§ Exercise
Your answer should be every line from the records that contains "Branding".

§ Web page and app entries
[Start of section]
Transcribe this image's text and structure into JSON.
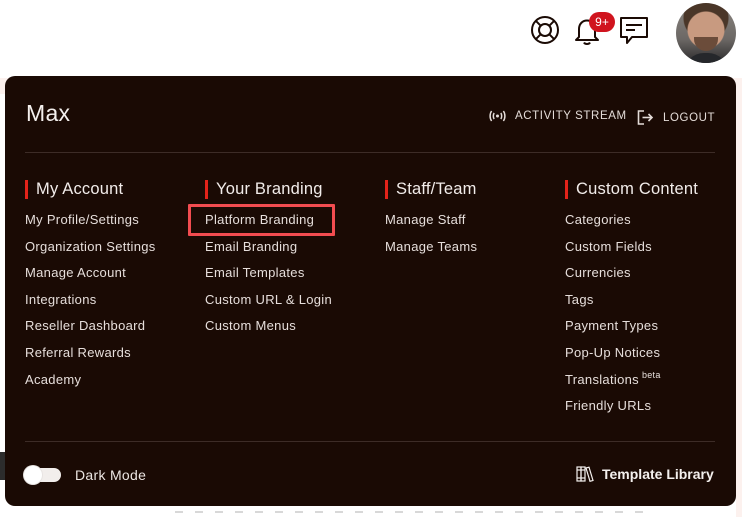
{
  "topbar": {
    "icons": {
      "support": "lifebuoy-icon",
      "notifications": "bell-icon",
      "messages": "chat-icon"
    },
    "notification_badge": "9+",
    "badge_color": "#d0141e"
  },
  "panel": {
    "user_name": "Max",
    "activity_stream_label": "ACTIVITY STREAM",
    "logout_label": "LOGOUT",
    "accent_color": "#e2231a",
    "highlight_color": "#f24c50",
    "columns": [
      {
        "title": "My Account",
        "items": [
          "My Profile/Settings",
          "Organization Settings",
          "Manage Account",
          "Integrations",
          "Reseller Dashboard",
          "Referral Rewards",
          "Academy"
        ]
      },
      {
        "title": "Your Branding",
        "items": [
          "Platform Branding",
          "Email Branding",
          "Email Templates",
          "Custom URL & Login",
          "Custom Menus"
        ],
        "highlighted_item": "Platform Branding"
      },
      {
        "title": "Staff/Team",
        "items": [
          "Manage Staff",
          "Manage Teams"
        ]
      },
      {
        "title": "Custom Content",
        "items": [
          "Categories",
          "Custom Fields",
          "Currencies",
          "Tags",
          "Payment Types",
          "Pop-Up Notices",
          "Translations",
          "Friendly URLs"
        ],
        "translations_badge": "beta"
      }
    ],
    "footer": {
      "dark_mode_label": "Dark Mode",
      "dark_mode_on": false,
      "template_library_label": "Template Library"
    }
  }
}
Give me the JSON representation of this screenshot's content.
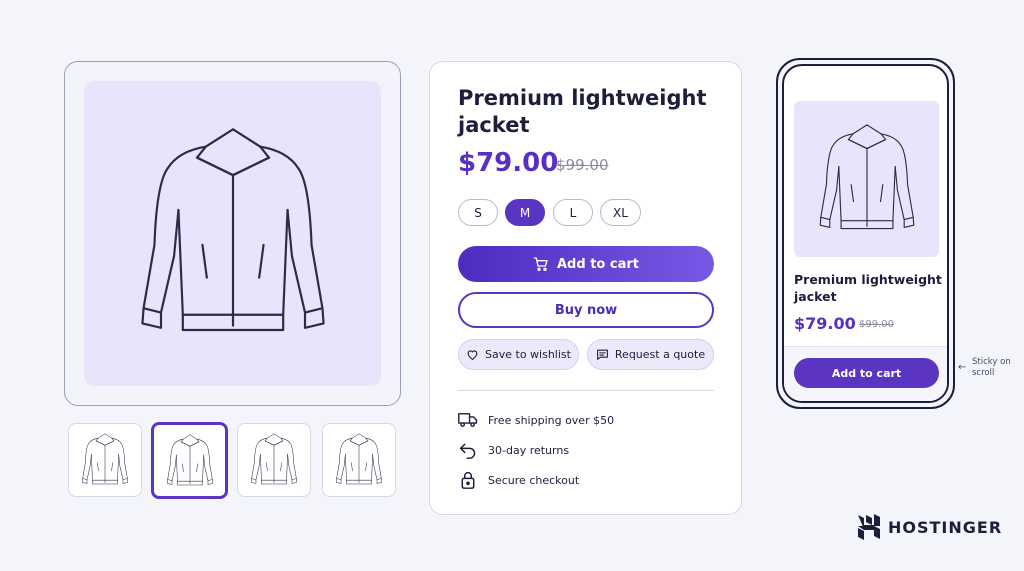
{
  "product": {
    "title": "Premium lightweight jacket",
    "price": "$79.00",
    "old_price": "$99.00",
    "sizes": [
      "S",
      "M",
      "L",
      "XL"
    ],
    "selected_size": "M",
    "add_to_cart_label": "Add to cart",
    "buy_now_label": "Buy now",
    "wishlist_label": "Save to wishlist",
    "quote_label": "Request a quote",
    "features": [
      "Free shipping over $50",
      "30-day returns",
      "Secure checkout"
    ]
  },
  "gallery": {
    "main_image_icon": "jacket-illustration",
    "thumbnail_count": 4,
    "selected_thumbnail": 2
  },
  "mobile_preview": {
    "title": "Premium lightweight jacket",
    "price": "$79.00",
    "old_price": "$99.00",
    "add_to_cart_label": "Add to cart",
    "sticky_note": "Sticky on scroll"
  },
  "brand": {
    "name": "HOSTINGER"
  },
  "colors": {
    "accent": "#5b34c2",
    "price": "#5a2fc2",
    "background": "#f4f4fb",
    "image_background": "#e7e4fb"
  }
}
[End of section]
§ Response box
        "title": "Your Branding",
          "Platform Branding",
          "Email Branding",
        "highlighted_item": "Platform Branding"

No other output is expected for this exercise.